▸ **What needs to be done**
After locating the line that holds "Transcribe this image's", copy that line and all that follow it word for word through the end of the data, with no pictures.

▸ **Input material**
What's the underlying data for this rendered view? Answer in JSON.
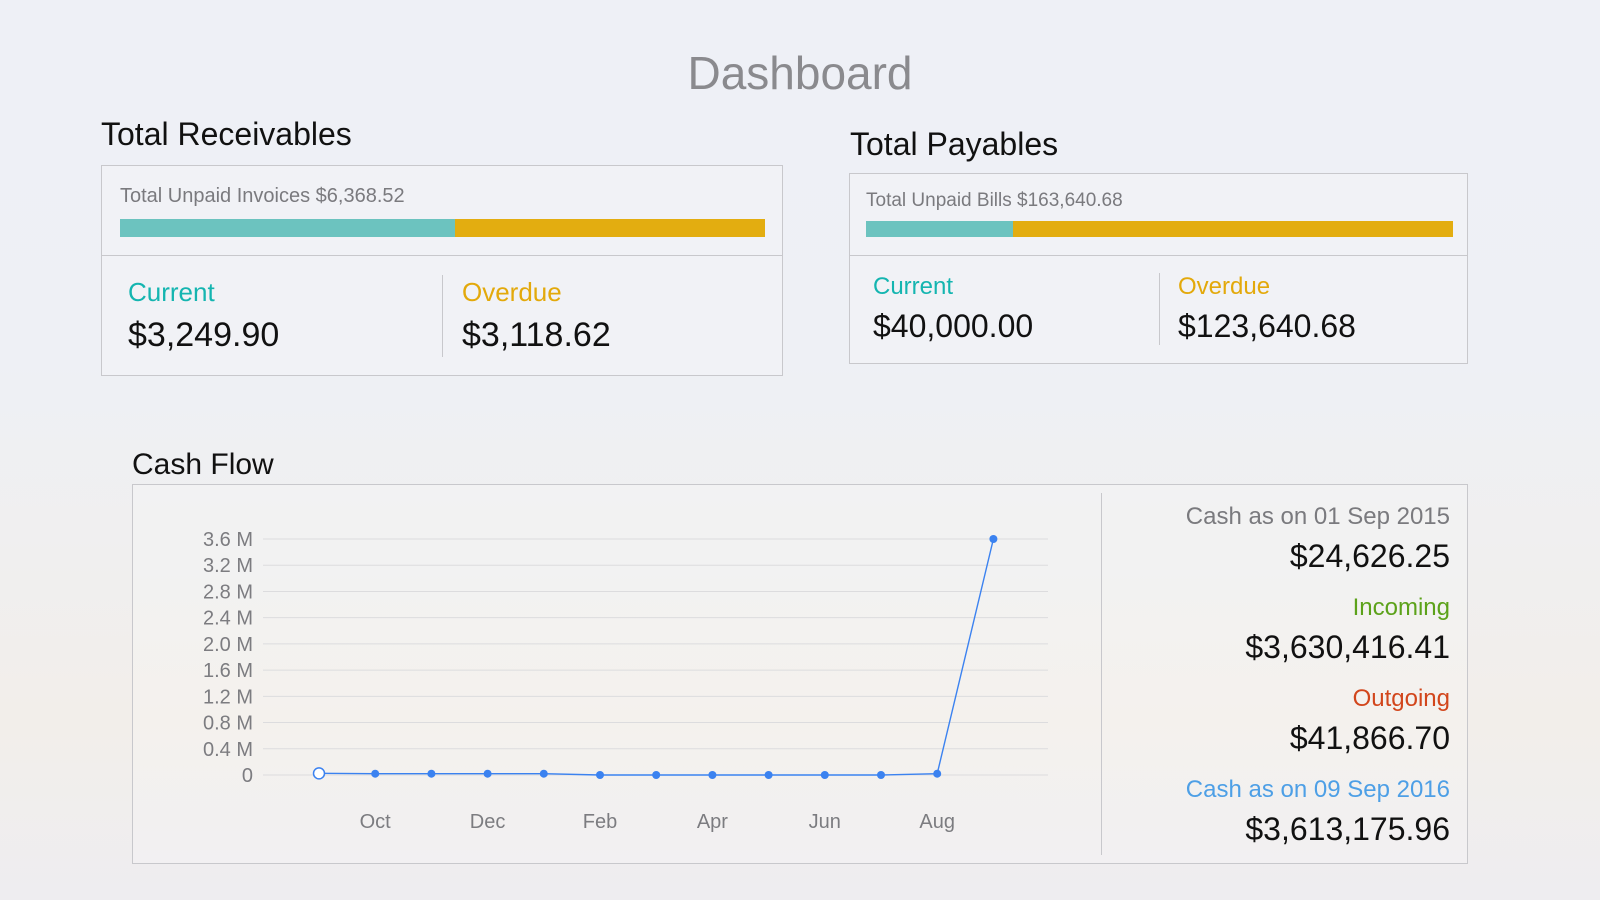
{
  "page": {
    "title": "Dashboard"
  },
  "receivables": {
    "title": "Total Receivables",
    "summary": "Total Unpaid Invoices $6,368.52",
    "current_label": "Current",
    "current_value": "$3,249.90",
    "overdue_label": "Overdue",
    "overdue_value": "$3,118.62",
    "current_fraction": 0.52
  },
  "payables": {
    "title": "Total Payables",
    "summary": "Total Unpaid Bills $163,640.68",
    "current_label": "Current",
    "current_value": "$40,000.00",
    "overdue_label": "Overdue",
    "overdue_value": "$123,640.68",
    "current_fraction": 0.25
  },
  "colors": {
    "current": "#14b5b0",
    "overdue": "#e3a90b",
    "bar_current": "#6cc3bf",
    "bar_overdue": "#e3ad10",
    "incoming": "#5ca21a",
    "outgoing": "#d2461c",
    "cash_end": "#4d9fe6",
    "line": "#3b82f0"
  },
  "cashflow": {
    "title": "Cash Flow",
    "cash_start_label": "Cash as on 01 Sep 2015",
    "cash_start_value": "$24,626.25",
    "incoming_label": "Incoming",
    "incoming_value": "$3,630,416.41",
    "outgoing_label": "Outgoing",
    "outgoing_value": "$41,866.70",
    "cash_end_label": "Cash as on 09 Sep 2016",
    "cash_end_value": "$3,613,175.96"
  },
  "chart_data": {
    "type": "line",
    "x_tick_labels": [
      "Oct",
      "Dec",
      "Feb",
      "Apr",
      "Jun",
      "Aug"
    ],
    "y_tick_labels": [
      "0",
      "0.4 M",
      "0.8 M",
      "1.2 M",
      "1.6 M",
      "2.0 M",
      "2.4 M",
      "2.8 M",
      "3.2 M",
      "3.6 M"
    ],
    "y_ticks": [
      0,
      0.4,
      0.8,
      1.2,
      1.6,
      2.0,
      2.4,
      2.8,
      3.2,
      3.6
    ],
    "ylim": [
      0,
      3.6
    ],
    "y_unit_millions": true,
    "grid": true,
    "points": [
      {
        "x": "Sep",
        "y": 0.025,
        "hollow": true
      },
      {
        "x": "Oct",
        "y": 0.02
      },
      {
        "x": "Nov",
        "y": 0.02
      },
      {
        "x": "Dec",
        "y": 0.02
      },
      {
        "x": "Jan",
        "y": 0.02
      },
      {
        "x": "Feb",
        "y": 0.0
      },
      {
        "x": "Mar",
        "y": 0.0
      },
      {
        "x": "Apr",
        "y": 0.0
      },
      {
        "x": "May",
        "y": 0.0
      },
      {
        "x": "Jun",
        "y": 0.0
      },
      {
        "x": "Jul",
        "y": 0.0
      },
      {
        "x": "Aug",
        "y": 0.02
      },
      {
        "x": "Sep",
        "y": 3.6
      }
    ]
  }
}
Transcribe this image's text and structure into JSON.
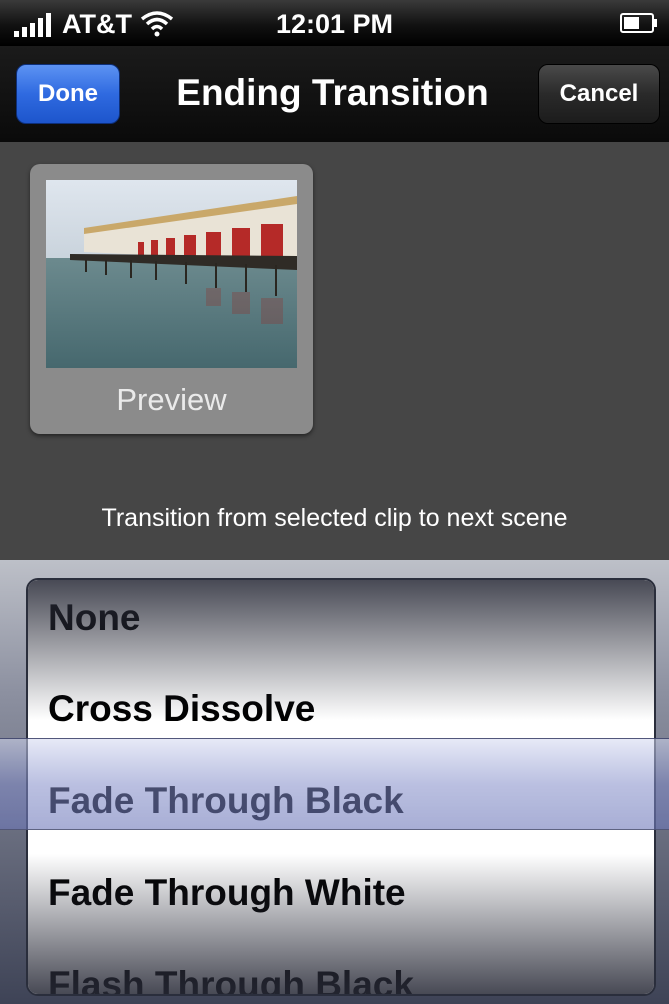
{
  "status_bar": {
    "carrier": "AT&T",
    "time": "12:01 PM",
    "signal_icon": "signal-bars-icon",
    "wifi_icon": "wifi-icon",
    "battery_icon": "battery-icon"
  },
  "nav": {
    "done_label": "Done",
    "title": "Ending Transition",
    "cancel_label": "Cancel"
  },
  "preview": {
    "label": "Preview"
  },
  "caption": "Transition from selected clip to next scene",
  "picker": {
    "items": [
      "None",
      "Cross Dissolve",
      "Fade Through Black",
      "Fade Through White",
      "Flash Through Black"
    ],
    "selected": "Fade Through Black"
  },
  "colors": {
    "done_button": "#2f6ae0",
    "content_background": "#464646",
    "selection_bar": "#8c96c8"
  }
}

▸ **Completed exercise**
Transcribe this image's text and structure into JSON.
{
  "status_bar": {
    "carrier": "AT&T",
    "time": "12:01 PM",
    "signal_icon": "signal-bars-icon",
    "wifi_icon": "wifi-icon",
    "battery_icon": "battery-icon"
  },
  "nav": {
    "done_label": "Done",
    "title": "Ending Transition",
    "cancel_label": "Cancel"
  },
  "preview": {
    "label": "Preview"
  },
  "caption": "Transition from selected clip to next scene",
  "picker": {
    "items": [
      "None",
      "Cross Dissolve",
      "Fade Through Black",
      "Fade Through White",
      "Flash Through Black"
    ],
    "selected": "Fade Through Black"
  },
  "colors": {
    "done_button": "#2f6ae0",
    "content_background": "#464646",
    "selection_bar": "#8c96c8"
  }
}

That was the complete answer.